Whilst making for a compelling story, once denuded of its fictional accretions and crypto-mythic associations, alas, legend and reality fail to mesh. Real life, as is so often the case in human affairs, was nothing like as tidy as the finely honed romance narrative that was developed around Darwin. In their study and edition of Darwin’s account of his journeyings, Janet Browne and Michael Neve are firm on the point that Darwin’s ideas did not come to him from his experiences in the field and that “the received image of Darwin voyaging alone through vast turbulent seas of thought as he paced the deck of the Beagle is a fantasy.”1 Remarkably, Darwin’s evolutionary ideas did not derive from his empirical observations in the South Seas or anywhere else. Rather did they grow in a series of ad hoc, serendipitous instalments, the result of his ability to weave together ideas culled from others, not all of them naturalists.  His supposed natural-historical “discoveries” were in truth, as will be observed in this series, an ingenious collage of different hints picked up from his personal reading or even encountered anecdotally in random conversations. One of the most important hints he responded to was contemporary research being pursued in the realm of geology, a subject in which Darwin, whether rightly or wrongly, saw important analogies with the biological field.

Next, “Darwin’s John the Baptist.”


  1. Voyage of the Beagle: Charles Darwin’s Journal of Researches, edited by Janet Browne and Michael Neve (London; Penguin, 1989), p. 2.

Neil Thomas

Neil Thomas is a Reader Emeritus in the University of Durham, England and a longtime member of the British Rationalist Association. He studied Classical Studies and European Languages at the universities of Oxford, Munich and Cardiff before taking up his post in the German section of the School of European Languages and Literatures at Durham University in 1976. There his teaching involved a broad spectrum of specialisms including Germanic philology, medieval literature, the literature and philosophy of the Enlightenment and modern German history and literature. He also taught modules on the propagandist use of the German language used both by the Nazis and by the functionaries of the old German Democratic Republic. He published over 40 articles in a number of refereed journals and a half dozen single-authored books, the last of which were Reading the Nibelungenlied (1995), Diu Crone and the Medieval Arthurian Cycle (2002) and Wirnt von Gravenberg's 'Wigalois'. Intertextuality and Interpretation (2005). He also edited a number of volumes including Myth and its Legacy in European Literature (1996) and German Studies at the Millennium (1999). He was the British Brach President of the International Arthurian Society (2002-5) and remains a member of a number of learned societies.

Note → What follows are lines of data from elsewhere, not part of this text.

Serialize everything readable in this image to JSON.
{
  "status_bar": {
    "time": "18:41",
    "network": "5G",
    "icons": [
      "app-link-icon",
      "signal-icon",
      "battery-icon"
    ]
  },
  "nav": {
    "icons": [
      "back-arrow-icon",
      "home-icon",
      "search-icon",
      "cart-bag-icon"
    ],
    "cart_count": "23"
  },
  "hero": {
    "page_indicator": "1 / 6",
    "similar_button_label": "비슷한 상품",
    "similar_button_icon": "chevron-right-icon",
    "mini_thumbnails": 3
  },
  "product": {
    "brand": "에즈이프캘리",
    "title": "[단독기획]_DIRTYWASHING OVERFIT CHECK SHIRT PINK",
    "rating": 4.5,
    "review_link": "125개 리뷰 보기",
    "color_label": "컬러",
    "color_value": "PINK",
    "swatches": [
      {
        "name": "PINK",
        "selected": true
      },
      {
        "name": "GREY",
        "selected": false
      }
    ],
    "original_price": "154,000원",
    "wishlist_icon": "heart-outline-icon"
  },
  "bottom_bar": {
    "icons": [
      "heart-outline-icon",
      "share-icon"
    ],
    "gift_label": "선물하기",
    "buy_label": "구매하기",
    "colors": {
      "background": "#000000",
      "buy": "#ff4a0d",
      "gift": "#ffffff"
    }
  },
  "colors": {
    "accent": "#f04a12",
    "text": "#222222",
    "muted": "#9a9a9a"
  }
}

biologyCharles DarwinevolutionGreek godsHistoryHMS BeagleJanet BrowneMichael NeveNatural Selection: Discovery or Invention? (series)PrometheusSouth AmericaSouth Sea IslandsTravelVoyage of the Beagle